> **ASSIGNMENT**
The string "지진파의" appears in some lines of the entries that follow; copy each such line.

Saved data entries:
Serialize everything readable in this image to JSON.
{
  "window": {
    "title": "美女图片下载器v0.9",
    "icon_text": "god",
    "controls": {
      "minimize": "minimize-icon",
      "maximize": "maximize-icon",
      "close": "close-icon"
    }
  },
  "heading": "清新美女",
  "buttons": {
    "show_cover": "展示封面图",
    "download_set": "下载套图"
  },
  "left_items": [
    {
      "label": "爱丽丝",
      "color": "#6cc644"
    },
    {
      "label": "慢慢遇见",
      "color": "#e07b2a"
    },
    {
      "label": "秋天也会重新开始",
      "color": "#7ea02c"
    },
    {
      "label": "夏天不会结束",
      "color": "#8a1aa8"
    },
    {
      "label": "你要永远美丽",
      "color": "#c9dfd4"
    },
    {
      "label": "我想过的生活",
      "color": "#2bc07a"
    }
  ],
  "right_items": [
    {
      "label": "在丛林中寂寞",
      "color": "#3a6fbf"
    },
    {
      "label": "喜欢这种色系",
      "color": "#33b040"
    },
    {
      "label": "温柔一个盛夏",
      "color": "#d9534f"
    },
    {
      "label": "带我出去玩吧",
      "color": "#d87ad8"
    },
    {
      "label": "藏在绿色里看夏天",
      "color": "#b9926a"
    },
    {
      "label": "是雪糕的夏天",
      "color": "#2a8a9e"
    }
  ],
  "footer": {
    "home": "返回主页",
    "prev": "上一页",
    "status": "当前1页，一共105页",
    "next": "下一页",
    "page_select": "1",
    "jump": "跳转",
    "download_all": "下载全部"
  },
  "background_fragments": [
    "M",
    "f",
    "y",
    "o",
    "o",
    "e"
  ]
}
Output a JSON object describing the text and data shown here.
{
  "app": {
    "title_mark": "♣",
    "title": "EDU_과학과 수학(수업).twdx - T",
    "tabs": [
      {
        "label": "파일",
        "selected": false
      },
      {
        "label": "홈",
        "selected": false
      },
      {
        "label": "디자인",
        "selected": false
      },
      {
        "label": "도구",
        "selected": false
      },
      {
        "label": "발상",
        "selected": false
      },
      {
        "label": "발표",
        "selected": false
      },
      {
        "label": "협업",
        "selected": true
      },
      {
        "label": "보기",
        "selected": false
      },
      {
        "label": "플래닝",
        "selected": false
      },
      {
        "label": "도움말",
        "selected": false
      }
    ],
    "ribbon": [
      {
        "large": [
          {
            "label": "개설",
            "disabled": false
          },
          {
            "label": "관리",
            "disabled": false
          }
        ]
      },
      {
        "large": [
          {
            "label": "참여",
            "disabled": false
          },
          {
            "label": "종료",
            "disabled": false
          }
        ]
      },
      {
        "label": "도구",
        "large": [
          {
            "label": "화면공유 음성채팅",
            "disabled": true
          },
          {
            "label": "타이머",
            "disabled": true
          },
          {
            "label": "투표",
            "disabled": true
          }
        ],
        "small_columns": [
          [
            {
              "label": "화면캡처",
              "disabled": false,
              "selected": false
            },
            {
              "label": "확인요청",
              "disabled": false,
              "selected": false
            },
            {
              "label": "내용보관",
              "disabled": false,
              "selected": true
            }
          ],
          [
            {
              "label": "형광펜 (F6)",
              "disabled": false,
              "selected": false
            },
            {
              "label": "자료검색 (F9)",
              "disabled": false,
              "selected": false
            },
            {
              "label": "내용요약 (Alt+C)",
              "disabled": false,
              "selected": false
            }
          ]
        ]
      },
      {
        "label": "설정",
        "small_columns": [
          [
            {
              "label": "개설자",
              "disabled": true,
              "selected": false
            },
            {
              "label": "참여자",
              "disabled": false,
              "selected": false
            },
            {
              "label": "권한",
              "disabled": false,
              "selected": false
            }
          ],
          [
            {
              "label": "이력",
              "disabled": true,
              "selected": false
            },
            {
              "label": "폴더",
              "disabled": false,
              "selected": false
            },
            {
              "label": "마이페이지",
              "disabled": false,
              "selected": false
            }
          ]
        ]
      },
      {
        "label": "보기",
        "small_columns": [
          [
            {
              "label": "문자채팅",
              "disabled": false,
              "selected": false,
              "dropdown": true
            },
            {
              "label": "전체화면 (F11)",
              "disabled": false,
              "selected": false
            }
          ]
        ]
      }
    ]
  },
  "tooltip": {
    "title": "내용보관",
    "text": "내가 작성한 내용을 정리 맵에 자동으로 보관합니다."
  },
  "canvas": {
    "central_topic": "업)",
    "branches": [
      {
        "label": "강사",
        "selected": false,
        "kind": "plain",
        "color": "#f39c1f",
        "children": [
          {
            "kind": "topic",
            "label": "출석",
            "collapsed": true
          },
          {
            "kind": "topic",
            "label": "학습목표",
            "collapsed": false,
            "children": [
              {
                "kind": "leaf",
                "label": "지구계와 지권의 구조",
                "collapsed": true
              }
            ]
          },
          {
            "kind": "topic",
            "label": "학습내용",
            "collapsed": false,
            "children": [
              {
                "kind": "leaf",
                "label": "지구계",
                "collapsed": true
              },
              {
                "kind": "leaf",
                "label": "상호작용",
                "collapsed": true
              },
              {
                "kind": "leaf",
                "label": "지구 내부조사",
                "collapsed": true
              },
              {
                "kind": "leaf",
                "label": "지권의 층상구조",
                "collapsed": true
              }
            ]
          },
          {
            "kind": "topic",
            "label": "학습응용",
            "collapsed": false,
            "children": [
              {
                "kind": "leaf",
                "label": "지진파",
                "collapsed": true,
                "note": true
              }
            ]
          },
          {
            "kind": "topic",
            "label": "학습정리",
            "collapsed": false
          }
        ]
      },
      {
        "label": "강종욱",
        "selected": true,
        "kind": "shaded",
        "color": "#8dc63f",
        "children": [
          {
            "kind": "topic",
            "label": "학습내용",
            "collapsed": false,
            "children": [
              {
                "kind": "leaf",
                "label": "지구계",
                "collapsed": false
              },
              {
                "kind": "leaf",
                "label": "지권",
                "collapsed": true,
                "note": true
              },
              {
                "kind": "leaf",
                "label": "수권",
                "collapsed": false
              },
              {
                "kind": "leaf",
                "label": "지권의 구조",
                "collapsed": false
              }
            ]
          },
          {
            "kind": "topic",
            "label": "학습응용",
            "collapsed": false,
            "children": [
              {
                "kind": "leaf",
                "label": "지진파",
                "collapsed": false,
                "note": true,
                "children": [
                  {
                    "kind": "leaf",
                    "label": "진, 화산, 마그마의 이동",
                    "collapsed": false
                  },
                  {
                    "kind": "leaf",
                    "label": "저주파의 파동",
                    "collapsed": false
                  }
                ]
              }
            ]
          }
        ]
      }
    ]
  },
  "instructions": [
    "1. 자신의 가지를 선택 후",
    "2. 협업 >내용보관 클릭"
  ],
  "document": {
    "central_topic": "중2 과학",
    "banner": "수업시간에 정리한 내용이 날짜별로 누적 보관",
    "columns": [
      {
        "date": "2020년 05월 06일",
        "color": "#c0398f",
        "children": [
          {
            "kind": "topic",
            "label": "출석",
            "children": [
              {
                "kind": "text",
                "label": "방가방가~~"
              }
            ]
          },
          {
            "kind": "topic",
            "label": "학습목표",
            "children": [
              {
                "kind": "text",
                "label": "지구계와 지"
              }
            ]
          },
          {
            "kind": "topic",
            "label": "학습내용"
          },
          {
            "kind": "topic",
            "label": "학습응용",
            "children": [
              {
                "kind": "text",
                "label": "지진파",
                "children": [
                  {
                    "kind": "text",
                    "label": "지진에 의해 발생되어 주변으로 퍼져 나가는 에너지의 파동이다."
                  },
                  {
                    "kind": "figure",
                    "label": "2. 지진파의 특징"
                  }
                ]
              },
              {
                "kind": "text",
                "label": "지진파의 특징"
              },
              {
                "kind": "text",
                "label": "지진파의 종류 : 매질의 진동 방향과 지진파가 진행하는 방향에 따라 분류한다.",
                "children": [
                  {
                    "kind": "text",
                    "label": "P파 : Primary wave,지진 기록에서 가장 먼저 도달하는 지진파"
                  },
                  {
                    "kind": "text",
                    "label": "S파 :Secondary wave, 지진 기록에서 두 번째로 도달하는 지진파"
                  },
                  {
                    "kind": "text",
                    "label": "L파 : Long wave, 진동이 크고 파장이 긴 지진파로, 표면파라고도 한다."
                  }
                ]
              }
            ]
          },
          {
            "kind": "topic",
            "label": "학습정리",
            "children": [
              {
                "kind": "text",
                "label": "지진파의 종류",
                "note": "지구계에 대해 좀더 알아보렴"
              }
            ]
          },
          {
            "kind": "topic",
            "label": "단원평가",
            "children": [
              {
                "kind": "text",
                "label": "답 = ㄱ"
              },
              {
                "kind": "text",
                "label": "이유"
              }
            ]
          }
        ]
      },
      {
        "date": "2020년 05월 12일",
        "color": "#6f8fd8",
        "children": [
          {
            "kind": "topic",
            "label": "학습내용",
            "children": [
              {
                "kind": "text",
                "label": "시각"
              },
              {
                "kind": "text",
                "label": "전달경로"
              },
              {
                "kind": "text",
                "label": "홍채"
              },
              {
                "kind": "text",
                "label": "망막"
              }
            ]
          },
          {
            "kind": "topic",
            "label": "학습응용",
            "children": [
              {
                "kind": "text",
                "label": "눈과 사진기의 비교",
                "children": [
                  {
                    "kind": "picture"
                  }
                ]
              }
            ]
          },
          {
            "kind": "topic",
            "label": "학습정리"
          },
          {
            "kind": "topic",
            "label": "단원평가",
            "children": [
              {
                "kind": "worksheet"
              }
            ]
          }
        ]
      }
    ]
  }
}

> **EXPECTED ANSWER**
                    "label": "2. 지진파의 특징"
                "label": "지진파의 특징"
                "label": "지진파의 종류 : 매질의 진동 방향과 지진파가 진행하는 방향에 따라 분류한다.",
                "label": "지진파의 종류",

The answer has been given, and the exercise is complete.